> _TASK TO CARRY OUT_
Present the following entries again, word for word and in full.

+ + + +

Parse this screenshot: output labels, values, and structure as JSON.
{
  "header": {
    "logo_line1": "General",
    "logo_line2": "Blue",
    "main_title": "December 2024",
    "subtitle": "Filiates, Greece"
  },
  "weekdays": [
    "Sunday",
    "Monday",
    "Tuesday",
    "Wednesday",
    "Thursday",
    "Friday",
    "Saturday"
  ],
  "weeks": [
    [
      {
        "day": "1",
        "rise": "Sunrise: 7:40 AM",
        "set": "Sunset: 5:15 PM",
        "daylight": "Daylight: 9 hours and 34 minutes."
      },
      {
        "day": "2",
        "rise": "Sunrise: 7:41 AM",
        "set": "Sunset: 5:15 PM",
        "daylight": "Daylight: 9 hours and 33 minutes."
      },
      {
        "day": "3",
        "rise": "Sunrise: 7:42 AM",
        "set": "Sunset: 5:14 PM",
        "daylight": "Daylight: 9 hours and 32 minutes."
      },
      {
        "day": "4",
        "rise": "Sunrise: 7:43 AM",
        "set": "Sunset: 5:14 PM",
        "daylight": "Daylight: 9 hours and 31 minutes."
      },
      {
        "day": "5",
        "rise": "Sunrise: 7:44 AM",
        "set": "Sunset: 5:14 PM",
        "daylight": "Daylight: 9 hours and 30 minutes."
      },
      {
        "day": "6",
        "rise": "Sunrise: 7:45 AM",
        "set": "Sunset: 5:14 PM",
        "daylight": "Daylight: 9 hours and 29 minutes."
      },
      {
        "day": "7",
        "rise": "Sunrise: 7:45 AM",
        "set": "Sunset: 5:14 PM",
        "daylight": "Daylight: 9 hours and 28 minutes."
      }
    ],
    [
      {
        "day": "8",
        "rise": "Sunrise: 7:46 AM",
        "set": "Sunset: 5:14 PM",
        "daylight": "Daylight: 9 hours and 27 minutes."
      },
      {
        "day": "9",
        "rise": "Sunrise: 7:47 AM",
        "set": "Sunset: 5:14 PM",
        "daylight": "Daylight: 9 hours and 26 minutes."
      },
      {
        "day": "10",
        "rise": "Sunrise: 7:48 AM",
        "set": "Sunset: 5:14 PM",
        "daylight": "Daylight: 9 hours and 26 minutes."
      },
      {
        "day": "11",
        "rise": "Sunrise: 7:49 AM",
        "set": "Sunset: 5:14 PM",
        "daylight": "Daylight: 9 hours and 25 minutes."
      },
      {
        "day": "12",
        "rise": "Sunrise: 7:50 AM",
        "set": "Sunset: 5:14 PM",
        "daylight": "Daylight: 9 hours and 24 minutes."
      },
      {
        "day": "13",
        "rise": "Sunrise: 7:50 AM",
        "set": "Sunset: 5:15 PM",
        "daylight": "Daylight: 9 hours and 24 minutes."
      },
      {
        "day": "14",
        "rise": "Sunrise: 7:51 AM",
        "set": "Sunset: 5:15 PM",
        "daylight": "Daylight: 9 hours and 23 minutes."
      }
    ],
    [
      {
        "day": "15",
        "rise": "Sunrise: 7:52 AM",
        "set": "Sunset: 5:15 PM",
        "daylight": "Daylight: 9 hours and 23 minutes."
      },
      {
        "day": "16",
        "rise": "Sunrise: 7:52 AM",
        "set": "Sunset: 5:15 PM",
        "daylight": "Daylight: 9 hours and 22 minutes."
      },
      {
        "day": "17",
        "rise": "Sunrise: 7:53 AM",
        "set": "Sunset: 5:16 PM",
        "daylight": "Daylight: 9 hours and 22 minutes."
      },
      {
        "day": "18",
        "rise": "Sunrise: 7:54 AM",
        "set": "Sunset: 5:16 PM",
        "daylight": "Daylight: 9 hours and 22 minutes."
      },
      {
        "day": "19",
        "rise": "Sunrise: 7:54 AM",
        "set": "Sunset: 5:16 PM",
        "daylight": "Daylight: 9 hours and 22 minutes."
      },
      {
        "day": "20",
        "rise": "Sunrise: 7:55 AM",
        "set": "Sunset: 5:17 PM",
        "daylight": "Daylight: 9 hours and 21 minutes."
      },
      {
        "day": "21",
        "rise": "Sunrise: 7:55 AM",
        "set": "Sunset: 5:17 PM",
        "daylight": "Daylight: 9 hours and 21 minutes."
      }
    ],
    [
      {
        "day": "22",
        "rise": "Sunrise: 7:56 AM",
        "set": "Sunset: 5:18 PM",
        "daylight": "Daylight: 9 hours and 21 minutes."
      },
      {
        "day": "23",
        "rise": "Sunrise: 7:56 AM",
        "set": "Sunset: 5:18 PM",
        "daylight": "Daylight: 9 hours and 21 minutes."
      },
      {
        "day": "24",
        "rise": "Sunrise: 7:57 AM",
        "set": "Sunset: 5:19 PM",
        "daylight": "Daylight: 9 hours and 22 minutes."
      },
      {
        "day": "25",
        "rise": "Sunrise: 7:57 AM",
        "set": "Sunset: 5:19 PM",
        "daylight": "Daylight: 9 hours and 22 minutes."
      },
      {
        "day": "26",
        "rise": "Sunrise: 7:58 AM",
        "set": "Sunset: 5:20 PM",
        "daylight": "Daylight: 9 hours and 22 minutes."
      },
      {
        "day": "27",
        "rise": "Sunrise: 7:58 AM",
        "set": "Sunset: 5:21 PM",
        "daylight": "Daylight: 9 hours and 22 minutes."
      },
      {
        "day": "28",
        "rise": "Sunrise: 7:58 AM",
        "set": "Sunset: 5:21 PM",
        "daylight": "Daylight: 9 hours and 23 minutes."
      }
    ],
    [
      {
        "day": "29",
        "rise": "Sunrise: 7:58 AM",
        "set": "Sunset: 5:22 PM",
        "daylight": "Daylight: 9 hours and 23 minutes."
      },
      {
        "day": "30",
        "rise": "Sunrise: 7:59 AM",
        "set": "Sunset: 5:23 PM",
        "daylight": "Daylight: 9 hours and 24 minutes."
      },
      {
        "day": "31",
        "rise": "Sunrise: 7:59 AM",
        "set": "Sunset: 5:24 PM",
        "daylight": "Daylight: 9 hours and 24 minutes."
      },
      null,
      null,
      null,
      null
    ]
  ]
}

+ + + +

> _TASK OUTPUT_
Parse this screenshot: output labels, values, and structure as JSON.
{
  "header": {
    "logo_line1": "General",
    "logo_line2": "Blue",
    "main_title": "December 2024",
    "subtitle": "Filiates, Greece"
  },
  "weekdays": [
    "Sunday",
    "Monday",
    "Tuesday",
    "Wednesday",
    "Thursday",
    "Friday",
    "Saturday"
  ],
  "weeks": [
    [
      {
        "day": "1",
        "rise": "Sunrise: 7:40 AM",
        "set": "Sunset: 5:15 PM",
        "daylight": "Daylight: 9 hours and 34 minutes."
      },
      {
        "day": "2",
        "rise": "Sunrise: 7:41 AM",
        "set": "Sunset: 5:15 PM",
        "daylight": "Daylight: 9 hours and 33 minutes."
      },
      {
        "day": "3",
        "rise": "Sunrise: 7:42 AM",
        "set": "Sunset: 5:14 PM",
        "daylight": "Daylight: 9 hours and 32 minutes."
      },
      {
        "day": "4",
        "rise": "Sunrise: 7:43 AM",
        "set": "Sunset: 5:14 PM",
        "daylight": "Daylight: 9 hours and 31 minutes."
      },
      {
        "day": "5",
        "rise": "Sunrise: 7:44 AM",
        "set": "Sunset: 5:14 PM",
        "daylight": "Daylight: 9 hours and 30 minutes."
      },
      {
        "day": "6",
        "rise": "Sunrise: 7:45 AM",
        "set": "Sunset: 5:14 PM",
        "daylight": "Daylight: 9 hours and 29 minutes."
      },
      {
        "day": "7",
        "rise": "Sunrise: 7:45 AM",
        "set": "Sunset: 5:14 PM",
        "daylight": "Daylight: 9 hours and 28 minutes."
      }
    ],
    [
      {
        "day": "8",
        "rise": "Sunrise: 7:46 AM",
        "set": "Sunset: 5:14 PM",
        "daylight": "Daylight: 9 hours and 27 minutes."
      },
      {
        "day": "9",
        "rise": "Sunrise: 7:47 AM",
        "set": "Sunset: 5:14 PM",
        "daylight": "Daylight: 9 hours and 26 minutes."
      },
      {
        "day": "10",
        "rise": "Sunrise: 7:48 AM",
        "set": "Sunset: 5:14 PM",
        "daylight": "Daylight: 9 hours and 26 minutes."
      },
      {
        "day": "11",
        "rise": "Sunrise: 7:49 AM",
        "set": "Sunset: 5:14 PM",
        "daylight": "Daylight: 9 hours and 25 minutes."
      },
      {
        "day": "12",
        "rise": "Sunrise: 7:50 AM",
        "set": "Sunset: 5:14 PM",
        "daylight": "Daylight: 9 hours and 24 minutes."
      },
      {
        "day": "13",
        "rise": "Sunrise: 7:50 AM",
        "set": "Sunset: 5:15 PM",
        "daylight": "Daylight: 9 hours and 24 minutes."
      },
      {
        "day": "14",
        "rise": "Sunrise: 7:51 AM",
        "set": "Sunset: 5:15 PM",
        "daylight": "Daylight: 9 hours and 23 minutes."
      }
    ],
    [
      {
        "day": "15",
        "rise": "Sunrise: 7:52 AM",
        "set": "Sunset: 5:15 PM",
        "daylight": "Daylight: 9 hours and 23 minutes."
      },
      {
        "day": "16",
        "rise": "Sunrise: 7:52 AM",
        "set": "Sunset: 5:15 PM",
        "daylight": "Daylight: 9 hours and 22 minutes."
      },
      {
        "day": "17",
        "rise": "Sunrise: 7:53 AM",
        "set": "Sunset: 5:16 PM",
        "daylight": "Daylight: 9 hours and 22 minutes."
      },
      {
        "day": "18",
        "rise": "Sunrise: 7:54 AM",
        "set": "Sunset: 5:16 PM",
        "daylight": "Daylight: 9 hours and 22 minutes."
      },
      {
        "day": "19",
        "rise": "Sunrise: 7:54 AM",
        "set": "Sunset: 5:16 PM",
        "daylight": "Daylight: 9 hours and 22 minutes."
      },
      {
        "day": "20",
        "rise": "Sunrise: 7:55 AM",
        "set": "Sunset: 5:17 PM",
        "daylight": "Daylight: 9 hours and 21 minutes."
      },
      {
        "day": "21",
        "rise": "Sunrise: 7:55 AM",
        "set": "Sunset: 5:17 PM",
        "daylight": "Daylight: 9 hours and 21 minutes."
      }
    ],
    [
      {
        "day": "22",
        "rise": "Sunrise: 7:56 AM",
        "set": "Sunset: 5:18 PM",
        "daylight": "Daylight: 9 hours and 21 minutes."
      },
      {
        "day": "23",
        "rise": "Sunrise: 7:56 AM",
        "set": "Sunset: 5:18 PM",
        "daylight": "Daylight: 9 hours and 21 minutes."
      },
      {
        "day": "24",
        "rise": "Sunrise: 7:57 AM",
        "set": "Sunset: 5:19 PM",
        "daylight": "Daylight: 9 hours and 22 minutes."
      },
      {
        "day": "25",
        "rise": "Sunrise: 7:57 AM",
        "set": "Sunset: 5:19 PM",
        "daylight": "Daylight: 9 hours and 22 minutes."
      },
      {
        "day": "26",
        "rise": "Sunrise: 7:58 AM",
        "set": "Sunset: 5:20 PM",
        "daylight": "Daylight: 9 hours and 22 minutes."
      },
      {
        "day": "27",
        "rise": "Sunrise: 7:58 AM",
        "set": "Sunset: 5:21 PM",
        "daylight": "Daylight: 9 hours and 22 minutes."
      },
      {
        "day": "28",
        "rise": "Sunrise: 7:58 AM",
        "set": "Sunset: 5:21 PM",
        "daylight": "Daylight: 9 hours and 23 minutes."
      }
    ],
    [
      {
        "day": "29",
        "rise": "Sunrise: 7:58 AM",
        "set": "Sunset: 5:22 PM",
        "daylight": "Daylight: 9 hours and 23 minutes."
      },
      {
        "day": "30",
        "rise": "Sunrise: 7:59 AM",
        "set": "Sunset: 5:23 PM",
        "daylight": "Daylight: 9 hours and 24 minutes."
      },
      {
        "day": "31",
        "rise": "Sunrise: 7:59 AM",
        "set": "Sunset: 5:24 PM",
        "daylight": "Daylight: 9 hours and 24 minutes."
      },
      null,
      null,
      null,
      null
    ]
  ]
}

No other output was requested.